Sunday, April 5, 2009


For the last fifteen hundred years, every evening, every day of the year, in all Benedictine and other monasteries around the world, prayers rise like evening incense in thanksgiving for the day that is coming to its natural end. Where morning Lauds sings praise for new birth and creation, Vespers is poignant farewell to daylight, and to life itself. Yet it is also a time of hushed and hopeful anticipation.

Each Sunday evening, the Camaldolese sing of this "homeland of our hope," as St. Aelred of Rievaulx puts it, that lies beyond the edges of the horizon and the last flare of the sinking sun: "O Radiant Light, O holy Glory of God the immortal blessed Father in heaven. O Christ Jesus! Now as the sunset comes upon us and we see the evening lights, we praise God, Father, Son and Holy Spirit! It is right at all times to sing your praise with all the universe, O Son of God: you are the Life of the world!"

I often find myself close to weeping during Vespers: it is a daily reminder that everyone and everything I love is fragile, mutable, and passing. But at the same time--and this, perhaps, is what really accounts for those trembling tears--it is a powerful symbol of the promise of Christ that though we die, yet shall we live.

1 comment:

Chris and Debi Lorenc said...

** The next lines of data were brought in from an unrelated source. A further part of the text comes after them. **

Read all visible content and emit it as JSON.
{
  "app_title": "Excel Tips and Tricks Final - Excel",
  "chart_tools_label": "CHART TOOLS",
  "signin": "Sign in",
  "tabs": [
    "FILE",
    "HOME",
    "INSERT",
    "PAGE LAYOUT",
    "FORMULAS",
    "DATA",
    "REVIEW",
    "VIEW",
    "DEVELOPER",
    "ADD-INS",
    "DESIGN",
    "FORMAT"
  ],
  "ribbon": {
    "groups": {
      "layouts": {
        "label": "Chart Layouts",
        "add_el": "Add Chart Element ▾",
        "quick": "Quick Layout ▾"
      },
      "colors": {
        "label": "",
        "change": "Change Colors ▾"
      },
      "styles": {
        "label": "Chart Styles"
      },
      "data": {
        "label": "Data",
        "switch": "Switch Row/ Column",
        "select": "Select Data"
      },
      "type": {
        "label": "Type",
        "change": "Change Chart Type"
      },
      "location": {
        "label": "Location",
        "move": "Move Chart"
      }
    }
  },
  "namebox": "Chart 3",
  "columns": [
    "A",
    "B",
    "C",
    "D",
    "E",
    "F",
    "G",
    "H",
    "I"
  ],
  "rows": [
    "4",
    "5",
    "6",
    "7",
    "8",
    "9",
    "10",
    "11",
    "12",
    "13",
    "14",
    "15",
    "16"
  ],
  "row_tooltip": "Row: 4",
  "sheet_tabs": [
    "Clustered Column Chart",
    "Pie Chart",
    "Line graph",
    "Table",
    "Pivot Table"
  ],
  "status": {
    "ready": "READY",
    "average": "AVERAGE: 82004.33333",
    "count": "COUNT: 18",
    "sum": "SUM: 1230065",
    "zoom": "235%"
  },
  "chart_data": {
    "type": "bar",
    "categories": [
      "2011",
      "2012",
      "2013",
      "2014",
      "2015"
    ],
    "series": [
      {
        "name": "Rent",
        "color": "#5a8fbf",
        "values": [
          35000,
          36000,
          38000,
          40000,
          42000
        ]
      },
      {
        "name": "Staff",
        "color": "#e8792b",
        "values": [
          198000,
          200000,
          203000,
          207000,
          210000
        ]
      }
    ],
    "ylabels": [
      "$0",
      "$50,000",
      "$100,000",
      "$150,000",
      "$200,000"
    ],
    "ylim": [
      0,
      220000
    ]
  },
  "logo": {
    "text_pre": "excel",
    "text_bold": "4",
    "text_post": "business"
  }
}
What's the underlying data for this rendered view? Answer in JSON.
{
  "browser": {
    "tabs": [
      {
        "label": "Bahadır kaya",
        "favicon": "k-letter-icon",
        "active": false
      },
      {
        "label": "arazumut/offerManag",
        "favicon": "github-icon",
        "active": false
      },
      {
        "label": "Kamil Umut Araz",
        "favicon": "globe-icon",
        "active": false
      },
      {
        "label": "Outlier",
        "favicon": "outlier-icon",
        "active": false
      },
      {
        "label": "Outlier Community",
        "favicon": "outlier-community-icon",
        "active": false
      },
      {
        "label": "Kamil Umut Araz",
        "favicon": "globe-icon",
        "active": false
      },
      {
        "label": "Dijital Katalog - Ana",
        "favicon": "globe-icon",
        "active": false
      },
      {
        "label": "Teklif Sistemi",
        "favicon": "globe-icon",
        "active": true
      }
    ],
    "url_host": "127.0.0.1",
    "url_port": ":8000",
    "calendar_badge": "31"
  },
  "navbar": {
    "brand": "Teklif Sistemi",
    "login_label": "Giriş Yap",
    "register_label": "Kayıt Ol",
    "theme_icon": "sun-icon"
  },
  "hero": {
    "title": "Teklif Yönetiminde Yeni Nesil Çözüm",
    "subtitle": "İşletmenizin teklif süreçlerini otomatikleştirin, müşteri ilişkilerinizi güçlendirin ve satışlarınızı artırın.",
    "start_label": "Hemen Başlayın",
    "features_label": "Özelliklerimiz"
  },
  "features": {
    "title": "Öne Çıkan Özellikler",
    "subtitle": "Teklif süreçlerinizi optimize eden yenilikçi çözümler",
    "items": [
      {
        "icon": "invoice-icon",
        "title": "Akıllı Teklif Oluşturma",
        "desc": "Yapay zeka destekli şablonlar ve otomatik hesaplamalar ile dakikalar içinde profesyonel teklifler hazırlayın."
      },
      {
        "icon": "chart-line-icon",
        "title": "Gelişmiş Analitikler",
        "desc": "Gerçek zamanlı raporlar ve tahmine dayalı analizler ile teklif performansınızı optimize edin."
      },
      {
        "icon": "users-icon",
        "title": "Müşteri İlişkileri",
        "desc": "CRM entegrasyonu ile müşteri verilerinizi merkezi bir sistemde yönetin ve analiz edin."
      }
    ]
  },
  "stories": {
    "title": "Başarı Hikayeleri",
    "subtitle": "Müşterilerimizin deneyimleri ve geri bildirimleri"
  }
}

I love vespers, too, Paula. It's the hour I most often celebrate on my own. Do you know Brother David Steindl-Rast's "Music of Silence: A Sacred Journey Through the Hours of the Day"? It accompanies a Gregorian chant CD. What I love about Brother David's little text is how he relates each liturgical hour to our own necessary "natural" rhythms in the day.